Directions | Retype the data that follows line by line, exactly, and leave its pictures out.

Provided material |

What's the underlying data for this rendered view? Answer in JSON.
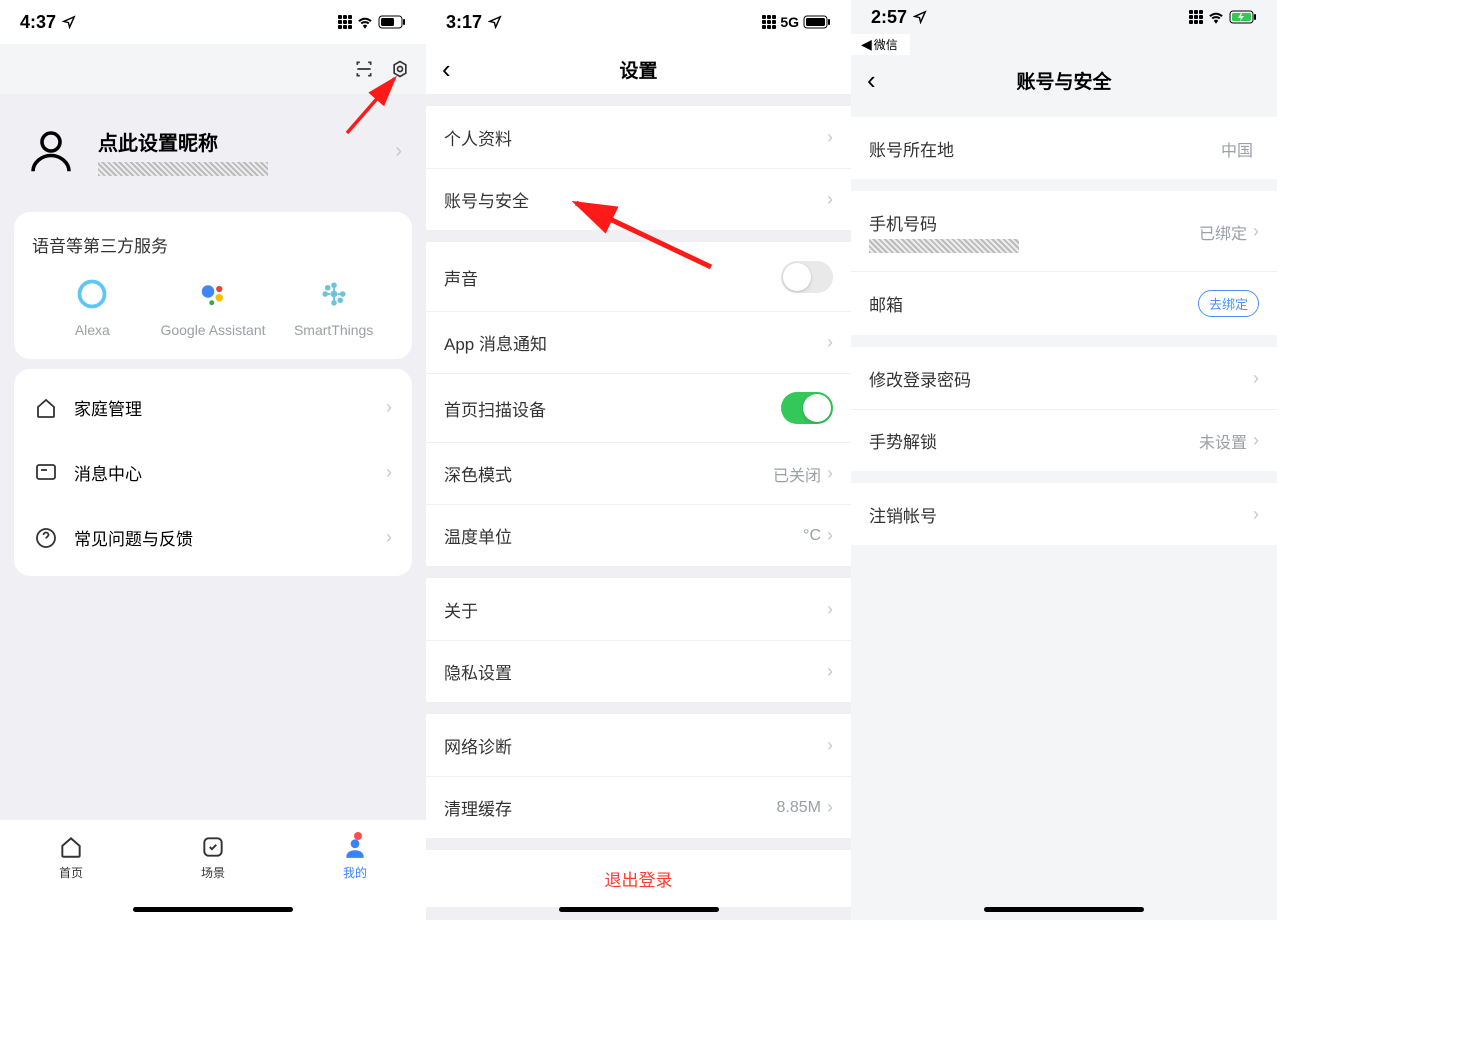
{
  "screen1": {
    "status": {
      "time": "4:37"
    },
    "nickname": "点此设置昵称",
    "services": {
      "title": "语音等第三方服务",
      "items": [
        {
          "label": "Alexa"
        },
        {
          "label": "Google Assistant"
        },
        {
          "label": "SmartThings"
        }
      ]
    },
    "menu": [
      {
        "label": "家庭管理"
      },
      {
        "label": "消息中心"
      },
      {
        "label": "常见问题与反馈"
      }
    ],
    "tabs": [
      {
        "label": "首页"
      },
      {
        "label": "场景"
      },
      {
        "label": "我的"
      }
    ]
  },
  "screen2": {
    "status": {
      "time": "3:17",
      "network": "5G"
    },
    "title": "设置",
    "group1": [
      {
        "label": "个人资料"
      },
      {
        "label": "账号与安全"
      }
    ],
    "group2": {
      "sound": "声音",
      "app_notify": "App 消息通知",
      "home_scan": "首页扫描设备",
      "dark_mode": {
        "label": "深色模式",
        "value": "已关闭"
      },
      "temp_unit": {
        "label": "温度单位",
        "value": "°C"
      }
    },
    "group3": [
      {
        "label": "关于"
      },
      {
        "label": "隐私设置"
      }
    ],
    "group4": {
      "net_diag": "网络诊断",
      "clear_cache": {
        "label": "清理缓存",
        "value": "8.85M"
      }
    },
    "logout": "退出登录"
  },
  "screen3": {
    "status": {
      "time": "2:57"
    },
    "back_app": "微信",
    "title": "账号与安全",
    "region": {
      "label": "账号所在地",
      "value": "中国"
    },
    "phone": {
      "label": "手机号码",
      "value": "已绑定"
    },
    "email": {
      "label": "邮箱",
      "button": "去绑定"
    },
    "pwd": "修改登录密码",
    "gesture": {
      "label": "手势解锁",
      "value": "未设置"
    },
    "delete": "注销帐号"
  }
}
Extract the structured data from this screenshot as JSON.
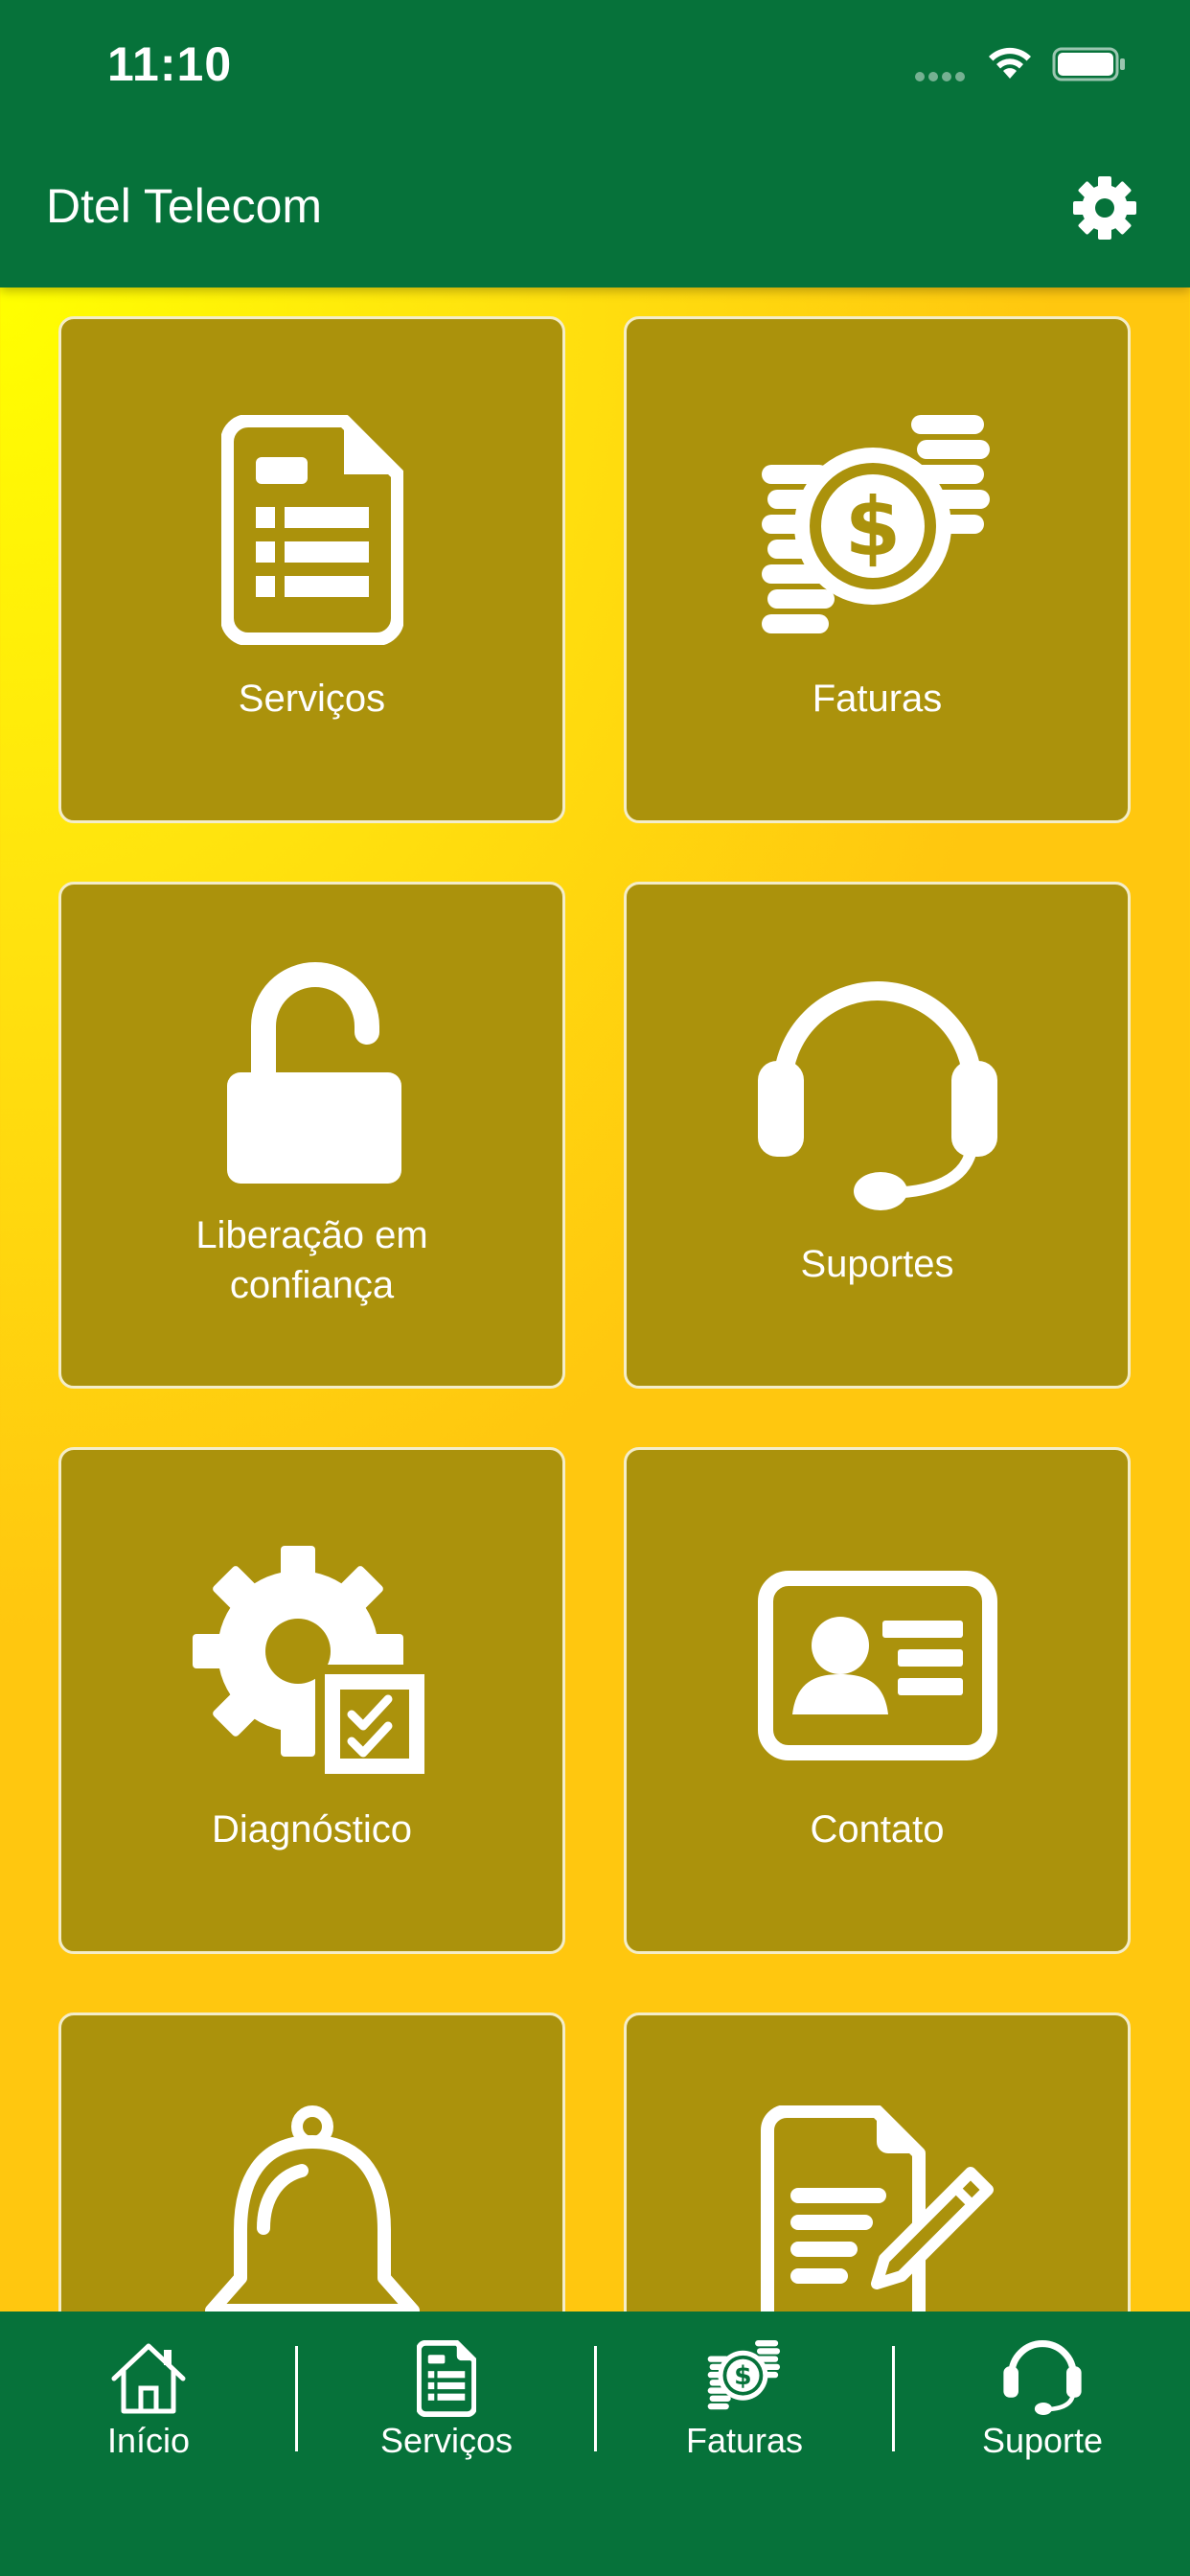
{
  "status_bar": {
    "time": "11:10"
  },
  "header": {
    "title": "Dtel Telecom",
    "settings_icon": "gear-icon"
  },
  "tiles": [
    {
      "label": "Serviços",
      "icon": "document-list-icon"
    },
    {
      "label": "Faturas",
      "icon": "coins-dollar-icon"
    },
    {
      "label": "Liberação em\nconfiança",
      "icon": "unlock-icon"
    },
    {
      "label": "Suportes",
      "icon": "headset-icon"
    },
    {
      "label": "Diagnóstico",
      "icon": "gear-checklist-icon"
    },
    {
      "label": "Contato",
      "icon": "contact-card-icon"
    },
    {
      "label": "",
      "icon": "bell-icon"
    },
    {
      "label": "",
      "icon": "document-edit-icon"
    }
  ],
  "tabbar": {
    "items": [
      {
        "label": "Início",
        "icon": "home-icon"
      },
      {
        "label": "Serviços",
        "icon": "document-list-icon"
      },
      {
        "label": "Faturas",
        "icon": "coins-dollar-icon"
      },
      {
        "label": "Suporte",
        "icon": "headset-icon"
      }
    ]
  },
  "colors": {
    "header_bg": "#06723a",
    "tile_bg": "#ab920c",
    "tile_border": "#f4edc9",
    "background_yellow": "#ffe40e",
    "text": "#ffffff"
  }
}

Expected answer |
What's the underlying data for this rendered view? Answer in JSON.
{
  "screen1": {
    "status": {
      "time": "4:37"
    },
    "nickname": "点此设置昵称",
    "services": {
      "title": "语音等第三方服务",
      "items": [
        {
          "label": "Alexa"
        },
        {
          "label": "Google Assistant"
        },
        {
          "label": "SmartThings"
        }
      ]
    },
    "menu": [
      {
        "label": "家庭管理"
      },
      {
        "label": "消息中心"
      },
      {
        "label": "常见问题与反馈"
      }
    ],
    "tabs": [
      {
        "label": "首页"
      },
      {
        "label": "场景"
      },
      {
        "label": "我的"
      }
    ]
  },
  "screen2": {
    "status": {
      "time": "3:17",
      "network": "5G"
    },
    "title": "设置",
    "group1": [
      {
        "label": "个人资料"
      },
      {
        "label": "账号与安全"
      }
    ],
    "group2": {
      "sound": "声音",
      "app_notify": "App 消息通知",
      "home_scan": "首页扫描设备",
      "dark_mode": {
        "label": "深色模式",
        "value": "已关闭"
      },
      "temp_unit": {
        "label": "温度单位",
        "value": "°C"
      }
    },
    "group3": [
      {
        "label": "关于"
      },
      {
        "label": "隐私设置"
      }
    ],
    "group4": {
      "net_diag": "网络诊断",
      "clear_cache": {
        "label": "清理缓存",
        "value": "8.85M"
      }
    },
    "logout": "退出登录"
  },
  "screen3": {
    "status": {
      "time": "2:57"
    },
    "back_app": "微信",
    "title": "账号与安全",
    "region": {
      "label": "账号所在地",
      "value": "中国"
    },
    "phone": {
      "label": "手机号码",
      "value": "已绑定"
    },
    "email": {
      "label": "邮箱",
      "button": "去绑定"
    },
    "pwd": "修改登录密码",
    "gesture": {
      "label": "手势解锁",
      "value": "未设置"
    },
    "delete": "注销帐号"
  }
}
Extract the structured data from this screenshot as JSON.
{
  "status_bar": {
    "time": "11:10"
  },
  "header": {
    "title": "Dtel Telecom",
    "settings_icon": "gear-icon"
  },
  "tiles": [
    {
      "label": "Serviços",
      "icon": "document-list-icon"
    },
    {
      "label": "Faturas",
      "icon": "coins-dollar-icon"
    },
    {
      "label": "Liberação em\nconfiança",
      "icon": "unlock-icon"
    },
    {
      "label": "Suportes",
      "icon": "headset-icon"
    },
    {
      "label": "Diagnóstico",
      "icon": "gear-checklist-icon"
    },
    {
      "label": "Contato",
      "icon": "contact-card-icon"
    },
    {
      "label": "",
      "icon": "bell-icon"
    },
    {
      "label": "",
      "icon": "document-edit-icon"
    }
  ],
  "tabbar": {
    "items": [
      {
        "label": "Início",
        "icon": "home-icon"
      },
      {
        "label": "Serviços",
        "icon": "document-list-icon"
      },
      {
        "label": "Faturas",
        "icon": "coins-dollar-icon"
      },
      {
        "label": "Suporte",
        "icon": "headset-icon"
      }
    ]
  },
  "colors": {
    "header_bg": "#06723a",
    "tile_bg": "#ab920c",
    "tile_border": "#f4edc9",
    "background_yellow": "#ffe40e",
    "text": "#ffffff"
  }
}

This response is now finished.